Right now, Bibi is none of these. Or, at least is not behaving like one of these.

For another perspective, read the material that argues otherwise: that Bibi should not resign. It seems to me that almost all of these articles are hero worship pieces along the lines of Bibi is the only man who can run the country, defend Israel, and keep it safe. Or, Bibi is the only one responsible for all the good things we have now in Israel, and he is the only one who can keep doing more of the same.

This is simply untrue.

Putting to one side the fact that cemeteries are full of irreplaceable people (and no, I don’t mean Bibi belongs in a cemetery), is Bibi’s record so good?

Do the residents of Sderot and the south have peace?

Do the parents of the two soldiers whose bodies Hamas hold hostage think Bibi is so good?

And while some want to give Bibi the credit for the strength of the economy, that wholly overlooks the weaknesses: we have people in work who cannot make ends meet. We have a housing crisis because homes are too expensive. We have horrific levels of property. The economic hero part also overlooks the contribution others have made to some of the stronger parts of the economy.

And let’s not forget Bibi’s horrendous anti-Arab racist statements and incitement.

Bibi is no legendary figure. Yes, he has achieved some good things. But he neither deserves the credit for them all, nor deserves to use them as a cover for not resigning.

How can he be at his best when he has to focus on defending himself in court?

Finally, what about the allegation that the charges are a left wing conspiracy? Let’s remind ourselves that the Attorney General – no shrinking violet or left wing sympathizer – was a Bibi appointment. That’s why Bibi’s supporters say Manderbilt is a dupe. Of course, he’s nothing of the kind. He’s an honest man, trying to do the best he can. That’s not something you can say about Bibi.

If Bibi were a statesman, he would resign.

No excuse for racism. Not even for Bibi.

Last week, the Elder of Ziyon posted an article: How to explain “racist” Netanyahu’s unprecedented support of Arabs?

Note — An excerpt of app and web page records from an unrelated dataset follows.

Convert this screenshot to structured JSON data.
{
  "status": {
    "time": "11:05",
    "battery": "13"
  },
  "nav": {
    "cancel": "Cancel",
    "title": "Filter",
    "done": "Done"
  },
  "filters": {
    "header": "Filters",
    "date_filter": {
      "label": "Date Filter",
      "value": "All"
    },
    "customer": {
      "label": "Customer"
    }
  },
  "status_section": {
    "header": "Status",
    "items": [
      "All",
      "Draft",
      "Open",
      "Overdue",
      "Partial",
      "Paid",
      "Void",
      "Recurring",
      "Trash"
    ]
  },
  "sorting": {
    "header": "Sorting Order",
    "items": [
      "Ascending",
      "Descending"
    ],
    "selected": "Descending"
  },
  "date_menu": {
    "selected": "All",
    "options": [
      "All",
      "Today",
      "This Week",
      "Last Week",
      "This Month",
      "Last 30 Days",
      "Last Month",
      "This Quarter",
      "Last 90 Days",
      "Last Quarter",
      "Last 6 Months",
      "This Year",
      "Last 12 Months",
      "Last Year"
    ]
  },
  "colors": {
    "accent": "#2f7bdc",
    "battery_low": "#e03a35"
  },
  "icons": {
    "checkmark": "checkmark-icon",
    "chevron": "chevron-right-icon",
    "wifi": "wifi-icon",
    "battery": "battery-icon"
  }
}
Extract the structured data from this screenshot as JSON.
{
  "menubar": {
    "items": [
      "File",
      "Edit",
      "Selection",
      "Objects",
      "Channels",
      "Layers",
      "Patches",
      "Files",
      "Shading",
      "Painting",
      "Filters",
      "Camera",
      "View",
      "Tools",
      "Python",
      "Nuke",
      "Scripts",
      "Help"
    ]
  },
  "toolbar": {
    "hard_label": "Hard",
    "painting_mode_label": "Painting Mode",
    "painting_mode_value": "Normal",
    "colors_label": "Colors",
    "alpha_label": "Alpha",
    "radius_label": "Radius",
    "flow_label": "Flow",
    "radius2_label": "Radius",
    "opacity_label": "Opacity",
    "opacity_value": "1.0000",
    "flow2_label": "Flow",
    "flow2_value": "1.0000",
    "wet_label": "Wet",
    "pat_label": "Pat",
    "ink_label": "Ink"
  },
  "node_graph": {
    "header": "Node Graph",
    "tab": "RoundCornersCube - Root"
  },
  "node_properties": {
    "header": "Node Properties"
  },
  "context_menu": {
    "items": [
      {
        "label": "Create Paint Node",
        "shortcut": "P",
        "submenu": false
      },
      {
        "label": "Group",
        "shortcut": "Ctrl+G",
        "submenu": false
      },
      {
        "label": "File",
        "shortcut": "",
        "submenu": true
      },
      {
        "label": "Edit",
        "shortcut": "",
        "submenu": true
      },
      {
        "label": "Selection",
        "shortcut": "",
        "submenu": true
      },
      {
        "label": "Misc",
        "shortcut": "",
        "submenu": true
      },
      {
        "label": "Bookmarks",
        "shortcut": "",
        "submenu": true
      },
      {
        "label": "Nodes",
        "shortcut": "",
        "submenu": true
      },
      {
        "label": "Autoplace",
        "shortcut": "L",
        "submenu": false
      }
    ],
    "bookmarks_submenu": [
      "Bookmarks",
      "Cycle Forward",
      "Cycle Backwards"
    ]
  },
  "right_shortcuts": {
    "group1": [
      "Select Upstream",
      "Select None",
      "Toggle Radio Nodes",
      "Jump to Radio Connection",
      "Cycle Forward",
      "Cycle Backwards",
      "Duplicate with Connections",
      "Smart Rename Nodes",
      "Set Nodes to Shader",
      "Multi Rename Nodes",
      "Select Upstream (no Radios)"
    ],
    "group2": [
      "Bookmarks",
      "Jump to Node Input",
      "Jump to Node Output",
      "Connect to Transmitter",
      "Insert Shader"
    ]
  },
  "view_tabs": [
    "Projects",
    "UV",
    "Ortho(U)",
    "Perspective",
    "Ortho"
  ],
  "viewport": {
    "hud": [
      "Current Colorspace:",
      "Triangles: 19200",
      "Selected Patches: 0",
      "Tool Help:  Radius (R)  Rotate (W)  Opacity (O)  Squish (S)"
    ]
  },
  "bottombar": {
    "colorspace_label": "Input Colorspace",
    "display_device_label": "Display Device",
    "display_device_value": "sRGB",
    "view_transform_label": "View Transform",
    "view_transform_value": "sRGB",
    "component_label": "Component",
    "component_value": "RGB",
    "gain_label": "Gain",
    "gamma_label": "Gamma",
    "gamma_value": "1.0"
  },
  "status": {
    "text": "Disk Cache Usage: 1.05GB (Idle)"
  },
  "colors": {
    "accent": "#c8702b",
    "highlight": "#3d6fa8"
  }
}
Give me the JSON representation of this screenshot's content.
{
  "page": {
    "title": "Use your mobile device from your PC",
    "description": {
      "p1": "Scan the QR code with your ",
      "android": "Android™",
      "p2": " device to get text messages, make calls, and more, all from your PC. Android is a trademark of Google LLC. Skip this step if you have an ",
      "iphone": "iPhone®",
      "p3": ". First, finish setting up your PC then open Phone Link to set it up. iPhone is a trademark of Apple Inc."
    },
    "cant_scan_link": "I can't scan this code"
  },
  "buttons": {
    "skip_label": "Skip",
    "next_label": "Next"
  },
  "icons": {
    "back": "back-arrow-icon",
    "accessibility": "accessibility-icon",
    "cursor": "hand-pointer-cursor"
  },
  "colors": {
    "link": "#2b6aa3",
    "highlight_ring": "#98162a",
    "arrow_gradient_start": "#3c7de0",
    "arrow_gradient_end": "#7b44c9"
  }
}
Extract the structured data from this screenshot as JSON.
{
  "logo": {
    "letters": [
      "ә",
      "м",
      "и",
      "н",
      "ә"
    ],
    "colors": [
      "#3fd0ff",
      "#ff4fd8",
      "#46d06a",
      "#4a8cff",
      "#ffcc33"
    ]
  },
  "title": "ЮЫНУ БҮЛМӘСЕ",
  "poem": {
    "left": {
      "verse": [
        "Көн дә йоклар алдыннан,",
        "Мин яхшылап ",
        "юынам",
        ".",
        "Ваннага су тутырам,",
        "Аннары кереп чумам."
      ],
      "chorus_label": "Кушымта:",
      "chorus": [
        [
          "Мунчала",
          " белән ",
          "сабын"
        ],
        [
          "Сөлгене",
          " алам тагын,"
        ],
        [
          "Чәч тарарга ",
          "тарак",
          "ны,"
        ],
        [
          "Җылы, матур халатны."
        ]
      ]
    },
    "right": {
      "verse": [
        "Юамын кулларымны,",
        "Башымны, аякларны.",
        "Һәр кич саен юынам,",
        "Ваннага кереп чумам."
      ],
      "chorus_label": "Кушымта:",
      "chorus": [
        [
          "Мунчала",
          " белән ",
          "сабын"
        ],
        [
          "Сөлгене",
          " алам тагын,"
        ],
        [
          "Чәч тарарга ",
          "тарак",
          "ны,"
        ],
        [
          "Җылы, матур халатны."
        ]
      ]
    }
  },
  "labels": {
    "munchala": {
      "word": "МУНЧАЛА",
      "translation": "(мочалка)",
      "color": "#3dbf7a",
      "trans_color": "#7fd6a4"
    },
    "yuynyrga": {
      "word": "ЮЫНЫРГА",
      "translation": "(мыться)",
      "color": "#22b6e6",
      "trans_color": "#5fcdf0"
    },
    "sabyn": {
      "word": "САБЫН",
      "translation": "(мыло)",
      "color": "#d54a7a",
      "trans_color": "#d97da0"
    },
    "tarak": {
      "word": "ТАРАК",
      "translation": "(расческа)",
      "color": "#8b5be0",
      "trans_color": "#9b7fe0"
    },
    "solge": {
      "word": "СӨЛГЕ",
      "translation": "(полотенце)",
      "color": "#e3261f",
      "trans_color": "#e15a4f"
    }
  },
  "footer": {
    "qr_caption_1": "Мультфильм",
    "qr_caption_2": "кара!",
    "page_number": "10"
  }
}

The story claims (probably correctly) that Netanyahu governments have given substantial preferential treatment by way of aid to Israel’s Arab minority. And done without claiming credit or publicity.

Why? The Elder dismisses other explanations and offers the following:

Which brings us to the real answer.

Netanyahu has a vision for Israel’s strength and security for the next century. That is, and has been, his paramount goal. He cannot accomplish that goal without winning elections – the opposition parties simply do not share his strategic vision, if they have one at all.

To win elections, Bibi has to sometimes appeal to the less liberal elements of his party and of Israeli society. If he doesn’t win, in his mind, Israel loses.

Bibi’s supposed “racism” is public – he doesn’t give a damn if people think he is racist because if he doesn’t win, nothing can be done to help Israel in his mind. His true attitudes towards Arabs are revealed by what he does behind the scenes, and the anecdote that the article begins with shows that he has done far more to help Arab society in Israel than any previous prime minister from any party.

Do you buy that? I don’t.

Read the whole thing to make sure I am not misrepresenting the position.

The Elder’s position appears to be that it’s OK for Netanyahu to be racist – which he undoubtedly was – because, in the long term, the end (Bibi’s rule) justifies the means. That is irresponsible and dangerous. Die hard Bibi fans like the Elder can try and excuse his dreadful behavior, but ultimately they must fail because there is never an excuse for it. Never. It’s plain wrong. Would we excuse antisemitic behavior from anyone?

As a separate issue, Bibi’s achievements are not all they are cracked up to be, and his failings are many. I do not fall into the camp that demonizes Bibi, but this almost deification is way off base.

On this point, the Elder and I see things very differently.